Not sure whether, where and how you can use a drone for real estate photography? Some gray area of unmanned aerial vehicle (UAV) regulation has been cleared up thanks to Part 107 of the Federal Aviation Regulations. The Federal Aviation Administration (FAA) announced today that it will no longer require a Section 333 waiver -- making it much easier for real estate agents to legally fly drones. The Section 333 waiver was a bottleneck of commercial applications on the FAA website, many of which were targeted toward real estate professionals and production companies working with real estate agents. (The online portal for Section 333 waivers has been shut down on the FAA website.) Drone photography and video footage has been a game changer in real estate. And the affordability of pro-sumer drones has many people scrambling to get one, especially now.
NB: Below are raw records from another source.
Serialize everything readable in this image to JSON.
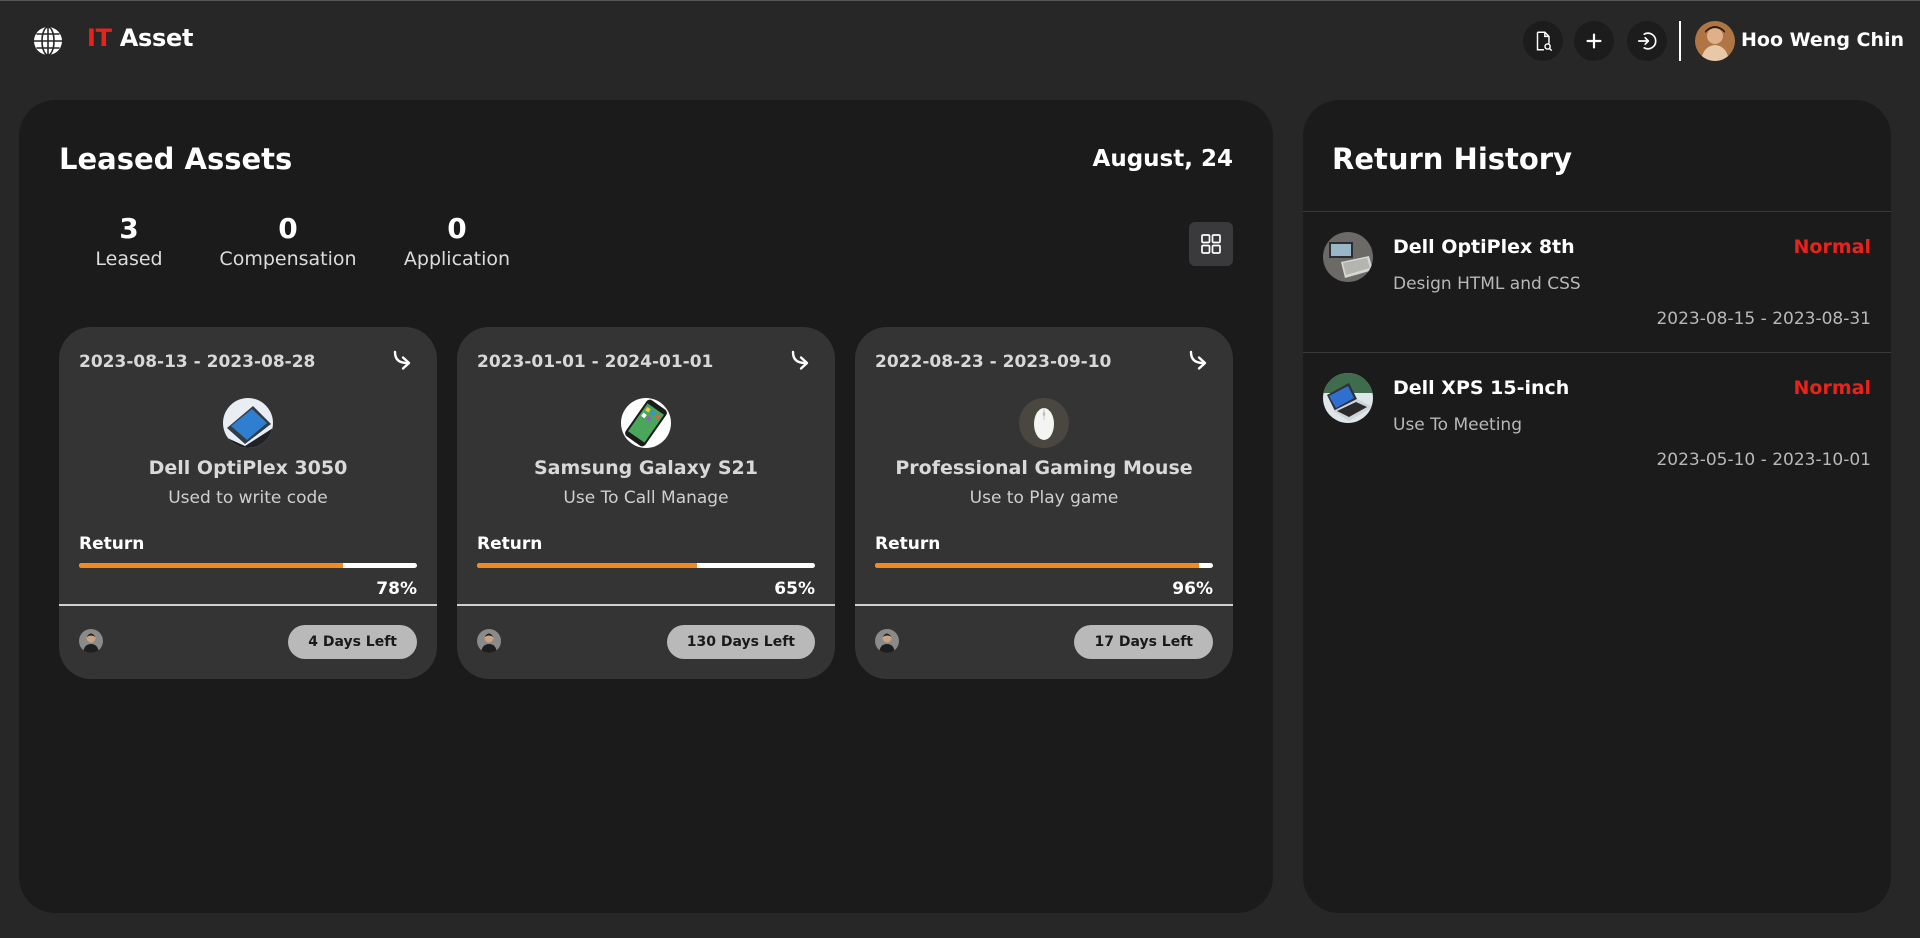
{
  "header": {
    "brand_prefix": "IT",
    "brand_suffix": " Asset",
    "user_name": "Hoo Weng Chin",
    "buttons": [
      "document-search-icon",
      "plus-icon",
      "logout-icon"
    ]
  },
  "leased_assets": {
    "title": "Leased Assets",
    "date": "August, 24",
    "stats": [
      {
        "value": "3",
        "label": "Leased"
      },
      {
        "value": "0",
        "label": "Compensation"
      },
      {
        "value": "0",
        "label": "Application"
      }
    ],
    "cards": [
      {
        "dates": "2023-08-13 - 2023-08-28",
        "name": "Dell OptiPlex 3050",
        "description": "Used to write code",
        "return_label": "Return",
        "progress": 78,
        "percent": "78%",
        "days_left": "4 Days Left"
      },
      {
        "dates": "2023-01-01 - 2024-01-01",
        "name": "Samsung Galaxy S21",
        "description": "Use To Call Manage",
        "return_label": "Return",
        "progress": 65,
        "percent": "65%",
        "days_left": "130 Days Left"
      },
      {
        "dates": "2022-08-23 - 2023-09-10",
        "name": "Professional Gaming Mouse",
        "description": "Use to Play game",
        "return_label": "Return",
        "progress": 96,
        "percent": "96%",
        "days_left": "17 Days Left"
      }
    ]
  },
  "return_history": {
    "title": "Return History",
    "items": [
      {
        "name": "Dell OptiPlex 8th",
        "status": "Normal",
        "description": "Design HTML and CSS",
        "dates": "2023-08-15 - 2023-08-31"
      },
      {
        "name": "Dell XPS 15-inch",
        "status": "Normal",
        "description": "Use To Meeting",
        "dates": "2023-05-10 - 2023-10-01"
      }
    ]
  },
  "colors": {
    "accent_red": "#e8231c",
    "progress_orange": "#ef8a24",
    "status_normal": "#e8231c"
  }
}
The new rules take effect August 2016 The last time the FAA issued new regulation on UAVs was in December, although the rule...
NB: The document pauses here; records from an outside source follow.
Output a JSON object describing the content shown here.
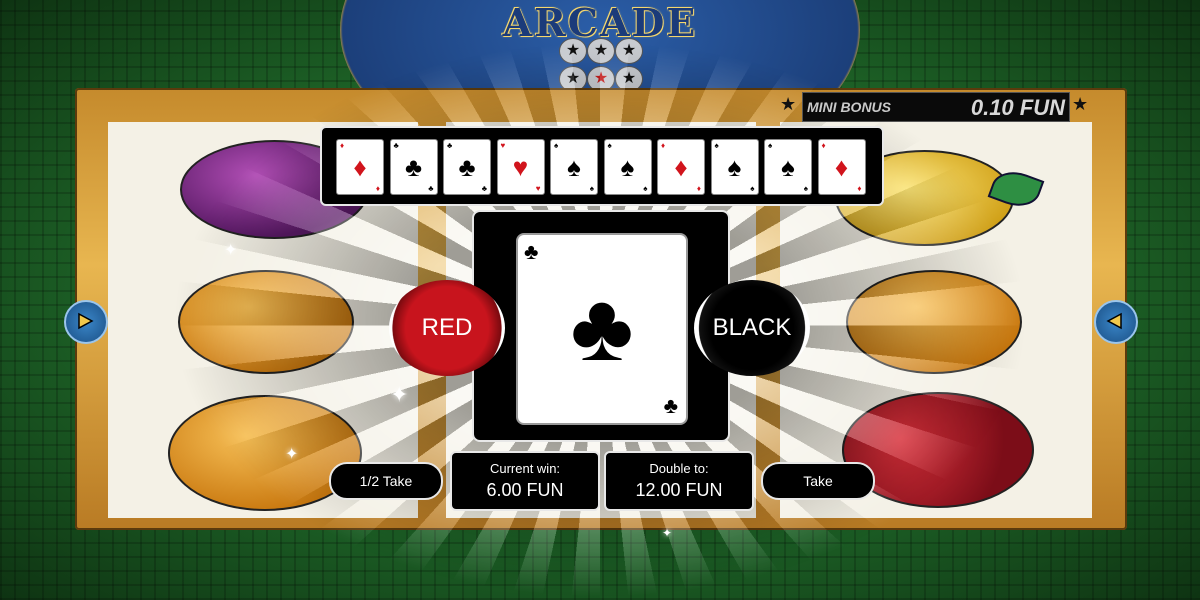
{
  "game": {
    "title": "ARCADE",
    "logo_stars": [
      "★",
      "★",
      "★",
      "★",
      "★",
      "★",
      "★",
      "★",
      "★"
    ]
  },
  "mini_bonus": {
    "label": "MINI BONUS",
    "value": "0.10 FUN"
  },
  "history": {
    "cards": [
      {
        "suit": "♦",
        "color": "red"
      },
      {
        "suit": "♣",
        "color": "black"
      },
      {
        "suit": "♣",
        "color": "black"
      },
      {
        "suit": "♥",
        "color": "red"
      },
      {
        "suit": "♠",
        "color": "black"
      },
      {
        "suit": "♠",
        "color": "black"
      },
      {
        "suit": "♦",
        "color": "red"
      },
      {
        "suit": "♠",
        "color": "black"
      },
      {
        "suit": "♠",
        "color": "black"
      },
      {
        "suit": "♦",
        "color": "red"
      }
    ]
  },
  "current_card": {
    "suit": "♣",
    "color": "black"
  },
  "buttons": {
    "red_label": "RED",
    "black_label": "BLACK",
    "half_take_label": "1/2 Take",
    "take_label": "Take"
  },
  "win": {
    "current_label": "Current win:",
    "current_value": "6.00 FUN",
    "double_label": "Double to:",
    "double_value": "12.00 FUN"
  },
  "colors": {
    "red_button": "#c8141d",
    "black_button": "#000000",
    "background": "#1a5a24"
  }
}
- The FAA no longer requires Section 333 waivers for drones weighing less than 55 lbs.
- Flight in the airspace classified G does not require clearance from local air traffic control.
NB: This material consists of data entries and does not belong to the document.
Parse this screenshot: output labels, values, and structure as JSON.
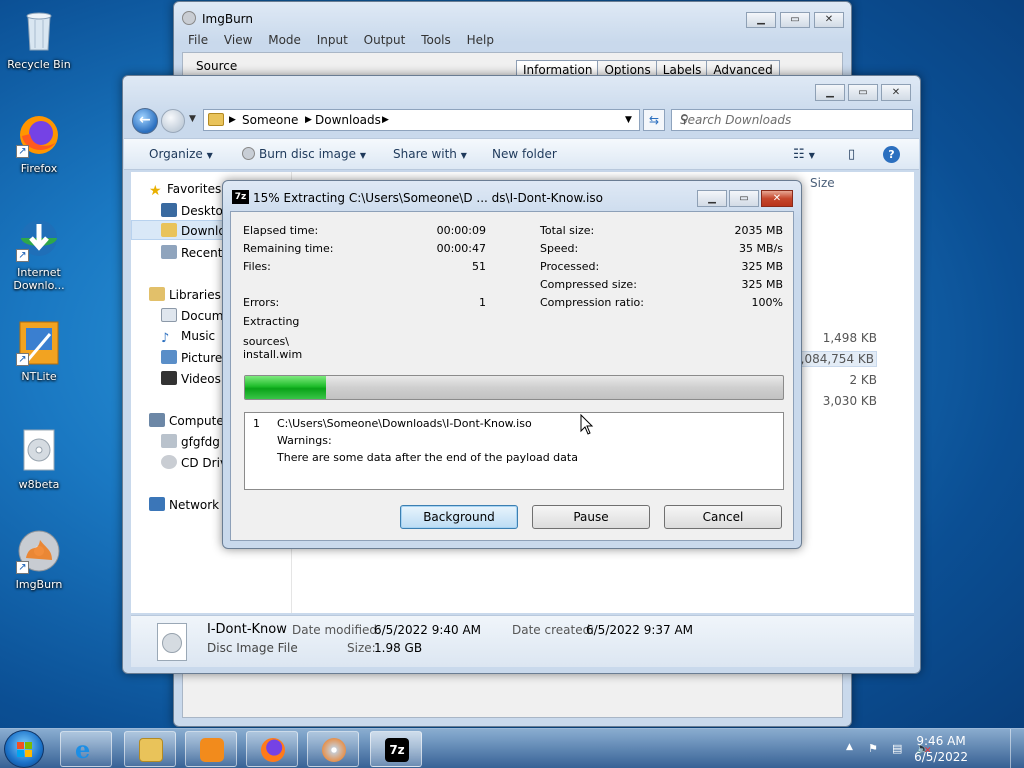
{
  "desktop": {
    "icons": [
      {
        "label": "Recycle Bin",
        "icon": "recycle-bin-icon"
      },
      {
        "label": "Firefox",
        "icon": "firefox-icon"
      },
      {
        "label": "Internet Downlo...",
        "icon": "internet-download-manager-icon"
      },
      {
        "label": "NTLite",
        "icon": "ntlite-icon"
      },
      {
        "label": "w8beta",
        "icon": "disc-image-icon"
      },
      {
        "label": "ImgBurn",
        "icon": "imgburn-icon"
      }
    ]
  },
  "imgburn": {
    "title": "ImgBurn",
    "menu": [
      "File",
      "View",
      "Mode",
      "Input",
      "Output",
      "Tools",
      "Help"
    ],
    "source_label": "Source",
    "tabs": [
      "Information",
      "Options",
      "Labels",
      "Advanced"
    ]
  },
  "explorer": {
    "breadcrumb": [
      "Someone",
      "Downloads"
    ],
    "search_placeholder": "Search Downloads",
    "toolbar": {
      "organize": "Organize",
      "burn": "Burn disc image",
      "share": "Share with",
      "new_folder": "New folder"
    },
    "nav": {
      "favorites": "Favorites",
      "desktop": "Desktop",
      "downloads": "Downlo",
      "recent": "Recent",
      "libraries": "Libraries",
      "documents": "Docum",
      "music": "Music",
      "pictures": "Pictures",
      "videos": "Videos",
      "computer": "Compute",
      "gfgfdg": "gfgfdg",
      "cd_drive": "CD Driv",
      "network": "Network"
    },
    "size_header": "Size",
    "sizes": [
      "1,498 KB",
      "2,084,754 KB",
      "2 KB",
      "3,030 KB"
    ],
    "details": {
      "name": "I-Dont-Know",
      "type": "Disc Image File",
      "date_modified_label": "Date modified:",
      "date_modified": "6/5/2022 9:40 AM",
      "date_created_label": "Date created:",
      "date_created": "6/5/2022 9:37 AM",
      "size_label": "Size:",
      "size": "1.98 GB"
    }
  },
  "sevenzip": {
    "app_icon": "7z",
    "title": "15% Extracting C:\\Users\\Someone\\D ... ds\\I-Dont-Know.iso",
    "left_stats": [
      {
        "label": "Elapsed time:",
        "value": "00:00:09"
      },
      {
        "label": "Remaining time:",
        "value": "00:00:47"
      },
      {
        "label": "Files:",
        "value": "51"
      }
    ],
    "errors": {
      "label": "Errors:",
      "value": "1"
    },
    "right_stats": [
      {
        "label": "Total size:",
        "value": "2035 MB"
      },
      {
        "label": "Speed:",
        "value": "35 MB/s"
      },
      {
        "label": "Processed:",
        "value": "325 MB"
      },
      {
        "label": "Compressed size:",
        "value": "325 MB"
      },
      {
        "label": "Compression ratio:",
        "value": "100%"
      }
    ],
    "status": "Extracting",
    "current_path": "sources\\",
    "current_file": "install.wim",
    "progress_percent": 15,
    "log": {
      "index": "1",
      "path": "C:\\Users\\Someone\\Downloads\\I-Dont-Know.iso",
      "warnings_label": "Warnings:",
      "message": "There are some data after the end of the payload data"
    },
    "buttons": {
      "background": "Background",
      "pause": "Pause",
      "cancel": "Cancel"
    }
  },
  "taskbar": {
    "items": [
      "internet-explorer-icon",
      "windows-explorer-icon",
      "media-player-icon",
      "firefox-icon",
      "imgburn-icon",
      "7zip-icon"
    ],
    "time": "9:46 AM",
    "date": "6/5/2022"
  },
  "colors": {
    "progress_green": "#1fbd2b",
    "close_red": "#c5472c",
    "desktop_blue": "#1a78c2"
  }
}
- Drone pilot must be at least 16 years old and pass an initial aeronautical knowledge test at an FAA-approved knowledge testing center.
Don't miss Hacker Connect SF
Take a deep real estate technology dive, Aug 7, 2017